It was a big call, sending the royals out and about straight after the Oprah interview. We have to be seen to be believed, as Her Majesty is said to have once observed. It’s a philosophy more complicated than it appears and one which should have the Sussexes worried.
As a strategy, it’s not risk-free. Within 24 hours of ITV’s broadcast of the Meghan and Harry interview, Charles went to a vaccination centre in North London. A couple of days later, William was at an East End school. It’s amazing how rarely these things go wrong. True: appearances aren’t widely trailed in advance, armed officers are at hand, and to a great extent crowds police themselves. Even so, it just takes a moron with a brass neck and a grudge to make trouble. A slap, a mouthful of spittle, a foul-mouthed slogan. Whatever the stunt, smartphones would guarantee global notoriety for the perpetrator.

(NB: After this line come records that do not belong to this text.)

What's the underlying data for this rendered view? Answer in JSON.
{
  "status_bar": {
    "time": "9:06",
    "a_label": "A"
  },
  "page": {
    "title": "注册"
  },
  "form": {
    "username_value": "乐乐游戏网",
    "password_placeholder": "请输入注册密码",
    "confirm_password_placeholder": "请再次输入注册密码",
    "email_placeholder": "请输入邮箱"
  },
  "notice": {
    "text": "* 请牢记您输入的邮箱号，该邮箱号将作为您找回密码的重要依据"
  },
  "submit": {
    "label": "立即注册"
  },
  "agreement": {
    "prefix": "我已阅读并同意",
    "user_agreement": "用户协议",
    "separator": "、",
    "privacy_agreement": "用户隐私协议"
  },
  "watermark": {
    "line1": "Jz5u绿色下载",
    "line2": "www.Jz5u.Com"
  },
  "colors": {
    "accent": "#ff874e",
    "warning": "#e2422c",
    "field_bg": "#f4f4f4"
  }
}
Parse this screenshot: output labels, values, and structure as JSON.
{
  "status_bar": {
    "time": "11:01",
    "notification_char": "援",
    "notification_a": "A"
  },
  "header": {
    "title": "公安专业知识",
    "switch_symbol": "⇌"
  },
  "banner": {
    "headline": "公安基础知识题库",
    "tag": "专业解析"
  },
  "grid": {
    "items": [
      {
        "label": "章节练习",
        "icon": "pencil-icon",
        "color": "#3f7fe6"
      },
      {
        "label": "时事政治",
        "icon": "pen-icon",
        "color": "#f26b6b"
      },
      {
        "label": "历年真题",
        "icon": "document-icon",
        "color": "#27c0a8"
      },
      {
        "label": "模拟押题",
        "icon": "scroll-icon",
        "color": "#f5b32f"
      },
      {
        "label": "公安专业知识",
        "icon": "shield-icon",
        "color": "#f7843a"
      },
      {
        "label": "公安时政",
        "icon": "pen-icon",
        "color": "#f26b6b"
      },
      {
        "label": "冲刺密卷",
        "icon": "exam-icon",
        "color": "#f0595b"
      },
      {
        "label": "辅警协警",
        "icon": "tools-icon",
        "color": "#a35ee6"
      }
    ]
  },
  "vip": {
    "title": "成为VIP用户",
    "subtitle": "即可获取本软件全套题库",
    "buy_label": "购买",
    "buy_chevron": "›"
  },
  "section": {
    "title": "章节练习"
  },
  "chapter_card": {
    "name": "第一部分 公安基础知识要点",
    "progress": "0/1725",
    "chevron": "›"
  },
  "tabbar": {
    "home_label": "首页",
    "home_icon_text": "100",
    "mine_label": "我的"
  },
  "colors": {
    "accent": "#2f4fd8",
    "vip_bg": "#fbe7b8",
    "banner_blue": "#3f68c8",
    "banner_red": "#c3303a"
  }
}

In a digital world, does it make sense for the royals to keep on pressing the flesh? Not solely because of the risks, but because the publicity gains are seemingly so slight. I remember putting that question to a senior courtier a few years ago in a cosy bar overlooking Green Park. Our positions were the reverse of what you might expect. He felt the monarchy ought to be concentrating less on tree-planting ceremonies and more on mass media messaging. I felt then, and feel even more strongly in light of recent events, that the Court Circular is the monarchy’s secret weapon.
My logic is straightforward. According to a YouGov study in 2017, over the long decades of her reign our monarch has either physically met or been seen by a third of her subjects. For many of them the encounter is indelible, unsettling even. Stories abound of hard-nosed trades union officials or foreign potentates bent on grandstanding who find themselves so discombobulated that they curtsey when they should be bowing. And anyone who has met Her Majesty tells a similar story of being, if not wrong-footed, then at least a trifle star-struck.
On the one and only occasion I talked to the Queen, at a reception in South Africa, I noticed what everyone I imagine takes in when they meet her for the first time; her height and her eyes. Our Queen is tiny, and her eyes have an amazing lambent blue glow about them. Of course, not all the 20 million or so Britons who have seen the sovereign in person will have personally faced that most necessary if platitudinous of regal ice-breakers: 'And, what do you do?'. But just because they don’t get close enough to hand her a bouquet, doesn’t mean they leave unimpressed. And having seen her, what do they do next? They tell their family and their friends and their work colleagues and the lady at the check out at Sainsbury's. That 20 million undergoes a compounding effect because, when you meet the world’s most famous woman, you want to share the experience.
It’s a memory of a lifetime for us; for her it's just another day at the office. But simply because it’s routine, doesn’t mean it’s easy. As a royal correspondent for a couple of years, I watched the effort it takes to work a room well, to move along a line of rictus grins without looking bored. To tolerate the obsequious with as much equanimity as the interesting. Prince Charles, who attended 521 public engagements in 2019 (even more than the tireless Princess Royal’s 506) is especially good at this. A friend fondly recalls the Prince of Wales’ knack of remembering his soldiers’ names years after his last regimental inspection as their Colonel-in-Chief.
To a certain mindset, this is so much quotidian drudgery. I can’t imagine it appealed much to the Duchess of Sussex. If you’re a former actress in a hurry, there’s not much in the way of ratings to be had from the opening of East Dorsetshire’s Agricultural Show. The Sussexes may have abandoned social media, but the media hasn’t abandoned them. Whether it’s the Oprah interview, or the Netflix deal, they’ve sub-contracted out the bit in the royal rulebook about being seen in person to be believed. They want to tell stories, not hear them. Better one interview with the Queen of American TV, than dozens of functions with another Lord Lieutenant. Why have a brief encounter with hundreds, when a two-hour love-in reaches millions worldwide?
But this, to my mind, is myopic. And if there’s one thing the monarchy should be, it’s far-sighted. Like those other unelected institutions, the Vatican and Chinese Communist Party, it can think in terms of decades, even centuries.
Media is fragmenting (ITV viewing figures for the Oprah interview were half those once achieved by Coronation Street). Monarchy – in the flesh – has a different kind of reach. Incremental not ephemeral.
Ironically, Covid has meant the realm has been starved of real royals lately. The Queen on Zoom or a webinar with the Cambridges is all well and good. But nobody watches Prince William on the evening news and rings up a relative to talk up the merits of a constitutional monarchy. The Windsor walkabout may look dated and dull, but compared to the Sussex wokeabout, it’s an idea of stupefying brilliance.